First and foremost, if you don’t know that step one is your truth – like if you secretly wish there was a cure for this disease so you can drink like a nonalcoholic person (who is not blessed with this allergy and disease) – you are still delusional. Your experience with steps 2-12 is a reflection of what you experience in step one. Knowing and accepting your truth in step 1 is huge because you have to be in touch with your powerlessness at a gut level. If you feel your powerlessness at a gut level, it brings about a sort of discomfort when you even think about drinking. No one will have to tell you your recovery is a life-or-death situation. This discomfort and type of surrender are what produces the hope and promises in the remaining steps. You will not balk at working the remaining steps. If you have difficulty with the higher power concept, it could be you are still clinging to the idea that you have power. If you took step one just in its literal sense, you would not see the urgency with step 3. After seven years of refusing to do what was suggested, I was finally willing to work ALL of the steps as quickly, thoroughly, and truthfully as possible. You don’t have to understand why the steps in that order or how it works. From experience, I can tell you that they will lead you to a connection with your higher power, a total transformation of mind, and ultimately a spiritual awakening. That’s how you can maintain personal freedom and become happy, joyous, and free. We do recover.
If you have been on this trip for a while and are as bad of a chronic relapser as I was, be open to doing some things you were never willing to do before regarding your recovery. Every time I relapsed, things became worse. Ultimately this led me to became open to sober living, sponsoring women, carrying the message, fellowshipping with other women in recovery who look different than me, taking Uber or riding the bus to meetings (before I got my car, after a year of sobriety), volunteering, and picking up the phone to call another alcoholic “just because.” Those are just a few examples, but they were at the top of my list of Things I’m Not Doing. Willingness is everything. I know I may sound like a broken record, but it is a total game-changer. If you are not willing, pray for it. It will come when you least expect it. I cannot stress enough the importance of willingness.
What is your life like today?
I stand amazed at the quality of my life today. Who would have thought I would be able to live life on life terms and be okay. My priorities today are my relationship with God, my program of recovery, and then my family. I have to live like this; otherwise, I would be drunk or dead. It took me a long time to realize that if God and my program of recovery are not a priority, I’m not any good for my family or anyone else for that matter. Today, my family understands, supports, and appreciates that fact. Finally, their mommy is back and better than ever.
Today I am adulting. I willingly pay my bills with joy, and before that was not a priority. I always ended up losing things because I didn’t pay my bills. When I go to the grocery store, I pay for everything before I put it in my purse. It’s a great feeling to be responsible, and it is freeing.

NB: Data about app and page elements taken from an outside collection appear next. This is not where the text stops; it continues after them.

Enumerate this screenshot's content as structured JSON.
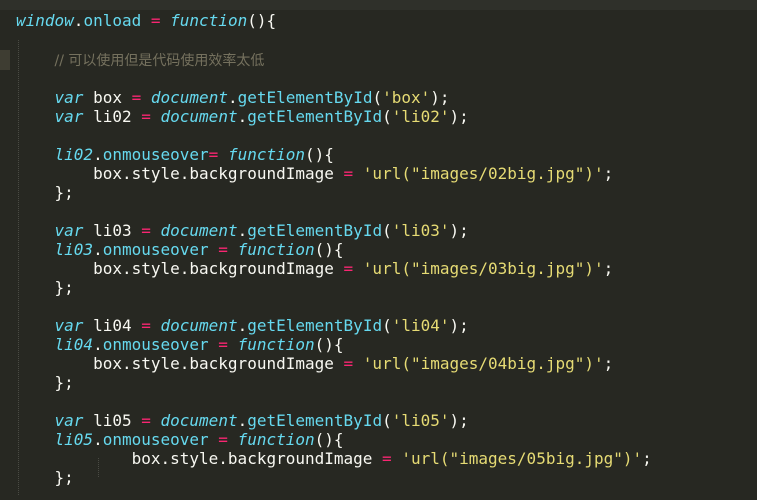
{
  "editor": {
    "lines": [
      {
        "tokens": [
          {
            "t": "window",
            "c": "obj"
          },
          {
            "t": ".",
            "c": "pl"
          },
          {
            "t": "onload",
            "c": "fn"
          },
          {
            "t": " = ",
            "c": "op"
          },
          {
            "t": "function",
            "c": "kw"
          },
          {
            "t": "(){",
            "c": "pl"
          }
        ]
      },
      {
        "tokens": []
      },
      {
        "tokens": [
          {
            "t": "    ",
            "c": "pl"
          },
          {
            "t": "// 可以使用但是代码使用效率太低",
            "c": "cm"
          }
        ]
      },
      {
        "tokens": []
      },
      {
        "tokens": [
          {
            "t": "    ",
            "c": "pl"
          },
          {
            "t": "var",
            "c": "kw"
          },
          {
            "t": " box ",
            "c": "pl"
          },
          {
            "t": "=",
            "c": "op"
          },
          {
            "t": " ",
            "c": "pl"
          },
          {
            "t": "document",
            "c": "obj"
          },
          {
            "t": ".",
            "c": "pl"
          },
          {
            "t": "getElementById",
            "c": "fn"
          },
          {
            "t": "(",
            "c": "pl"
          },
          {
            "t": "'box'",
            "c": "str"
          },
          {
            "t": ");",
            "c": "pl"
          }
        ]
      },
      {
        "tokens": [
          {
            "t": "    ",
            "c": "pl"
          },
          {
            "t": "var",
            "c": "kw"
          },
          {
            "t": " li02 ",
            "c": "pl"
          },
          {
            "t": "=",
            "c": "op"
          },
          {
            "t": " ",
            "c": "pl"
          },
          {
            "t": "document",
            "c": "obj"
          },
          {
            "t": ".",
            "c": "pl"
          },
          {
            "t": "getElementById",
            "c": "fn"
          },
          {
            "t": "(",
            "c": "pl"
          },
          {
            "t": "'li02'",
            "c": "str"
          },
          {
            "t": ");",
            "c": "pl"
          }
        ]
      },
      {
        "tokens": []
      },
      {
        "tokens": [
          {
            "t": "    ",
            "c": "pl"
          },
          {
            "t": "li02",
            "c": "var"
          },
          {
            "t": ".",
            "c": "pl"
          },
          {
            "t": "onmouseover",
            "c": "fn"
          },
          {
            "t": "=",
            "c": "op"
          },
          {
            "t": " ",
            "c": "pl"
          },
          {
            "t": "function",
            "c": "kw"
          },
          {
            "t": "(){",
            "c": "pl"
          }
        ]
      },
      {
        "tokens": [
          {
            "t": "        box.style.backgroundImage ",
            "c": "pl"
          },
          {
            "t": "=",
            "c": "op"
          },
          {
            "t": " ",
            "c": "pl"
          },
          {
            "t": "'url(\"images/02big.jpg\")'",
            "c": "str"
          },
          {
            "t": ";",
            "c": "pl"
          }
        ]
      },
      {
        "tokens": [
          {
            "t": "    };",
            "c": "pl"
          }
        ]
      },
      {
        "tokens": []
      },
      {
        "tokens": [
          {
            "t": "    ",
            "c": "pl"
          },
          {
            "t": "var",
            "c": "kw"
          },
          {
            "t": " li03 ",
            "c": "pl"
          },
          {
            "t": "=",
            "c": "op"
          },
          {
            "t": " ",
            "c": "pl"
          },
          {
            "t": "document",
            "c": "obj"
          },
          {
            "t": ".",
            "c": "pl"
          },
          {
            "t": "getElementById",
            "c": "fn"
          },
          {
            "t": "(",
            "c": "pl"
          },
          {
            "t": "'li03'",
            "c": "str"
          },
          {
            "t": ");",
            "c": "pl"
          }
        ]
      },
      {
        "tokens": [
          {
            "t": "    ",
            "c": "pl"
          },
          {
            "t": "li03",
            "c": "var"
          },
          {
            "t": ".",
            "c": "pl"
          },
          {
            "t": "onmouseover",
            "c": "fn"
          },
          {
            "t": " = ",
            "c": "op"
          },
          {
            "t": "function",
            "c": "kw"
          },
          {
            "t": "(){",
            "c": "pl"
          }
        ]
      },
      {
        "tokens": [
          {
            "t": "        box.style.backgroundImage ",
            "c": "pl"
          },
          {
            "t": "=",
            "c": "op"
          },
          {
            "t": " ",
            "c": "pl"
          },
          {
            "t": "'url(\"images/03big.jpg\")'",
            "c": "str"
          },
          {
            "t": ";",
            "c": "pl"
          }
        ]
      },
      {
        "tokens": [
          {
            "t": "    };",
            "c": "pl"
          }
        ]
      },
      {
        "tokens": []
      },
      {
        "tokens": [
          {
            "t": "    ",
            "c": "pl"
          },
          {
            "t": "var",
            "c": "kw"
          },
          {
            "t": " li04 ",
            "c": "pl"
          },
          {
            "t": "=",
            "c": "op"
          },
          {
            "t": " ",
            "c": "pl"
          },
          {
            "t": "document",
            "c": "obj"
          },
          {
            "t": ".",
            "c": "pl"
          },
          {
            "t": "getElementById",
            "c": "fn"
          },
          {
            "t": "(",
            "c": "pl"
          },
          {
            "t": "'li04'",
            "c": "str"
          },
          {
            "t": ");",
            "c": "pl"
          }
        ]
      },
      {
        "tokens": [
          {
            "t": "    ",
            "c": "pl"
          },
          {
            "t": "li04",
            "c": "var"
          },
          {
            "t": ".",
            "c": "pl"
          },
          {
            "t": "onmouseover",
            "c": "fn"
          },
          {
            "t": " = ",
            "c": "op"
          },
          {
            "t": "function",
            "c": "kw"
          },
          {
            "t": "(){",
            "c": "pl"
          }
        ]
      },
      {
        "tokens": [
          {
            "t": "        box.style.backgroundImage ",
            "c": "pl"
          },
          {
            "t": "=",
            "c": "op"
          },
          {
            "t": " ",
            "c": "pl"
          },
          {
            "t": "'url(\"images/04big.jpg\")'",
            "c": "str"
          },
          {
            "t": ";",
            "c": "pl"
          }
        ]
      },
      {
        "tokens": [
          {
            "t": "    };",
            "c": "pl"
          }
        ]
      },
      {
        "tokens": []
      },
      {
        "tokens": [
          {
            "t": "    ",
            "c": "pl"
          },
          {
            "t": "var",
            "c": "kw"
          },
          {
            "t": " li05 ",
            "c": "pl"
          },
          {
            "t": "=",
            "c": "op"
          },
          {
            "t": " ",
            "c": "pl"
          },
          {
            "t": "document",
            "c": "obj"
          },
          {
            "t": ".",
            "c": "pl"
          },
          {
            "t": "getElementById",
            "c": "fn"
          },
          {
            "t": "(",
            "c": "pl"
          },
          {
            "t": "'li05'",
            "c": "str"
          },
          {
            "t": ");",
            "c": "pl"
          }
        ]
      },
      {
        "tokens": [
          {
            "t": "    ",
            "c": "pl"
          },
          {
            "t": "li05",
            "c": "var"
          },
          {
            "t": ".",
            "c": "pl"
          },
          {
            "t": "onmouseover",
            "c": "fn"
          },
          {
            "t": " = ",
            "c": "op"
          },
          {
            "t": "function",
            "c": "kw"
          },
          {
            "t": "(){",
            "c": "pl"
          }
        ]
      },
      {
        "tokens": [
          {
            "t": "            box.style.backgroundImage ",
            "c": "pl"
          },
          {
            "t": "=",
            "c": "op"
          },
          {
            "t": " ",
            "c": "pl"
          },
          {
            "t": "'url(\"images/05big.jpg\")'",
            "c": "str"
          },
          {
            "t": ";",
            "c": "pl"
          }
        ]
      },
      {
        "tokens": [
          {
            "t": "    };",
            "c": "pl"
          }
        ]
      }
    ]
  },
  "colors": {
    "background": "#272822",
    "keyword": "#66d9ef",
    "operator": "#f92672",
    "string": "#e6db74",
    "comment": "#75715e",
    "plain": "#f8f8f2"
  }
}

I look for opportunities to be of service. Before the pandemic, I would be working with another alcoholic, fulfilling a commitment, attending a meeting, or fellowshipping with other women in recovery when I got off from work. When in-person activities decreased, I looked for other avenues to be of service. I am so grateful for a strong program of recovery and an awesome sponsor prior to this pandemic. Honestly, I would not survive it if I was still living in that pit of hell.
Finally, I am in acceptance that I must do this for a lifetime, and I embrace the fact that it is progress and not perfection. I will never be perfect. That is not the end goal. My primary purpose is to be of service to others, give another alcoholic hope, and take them through these life-changing steps to have the same experience I enjoy today.
About Patrice Olootu, Program Coordinator
Bio coming soon!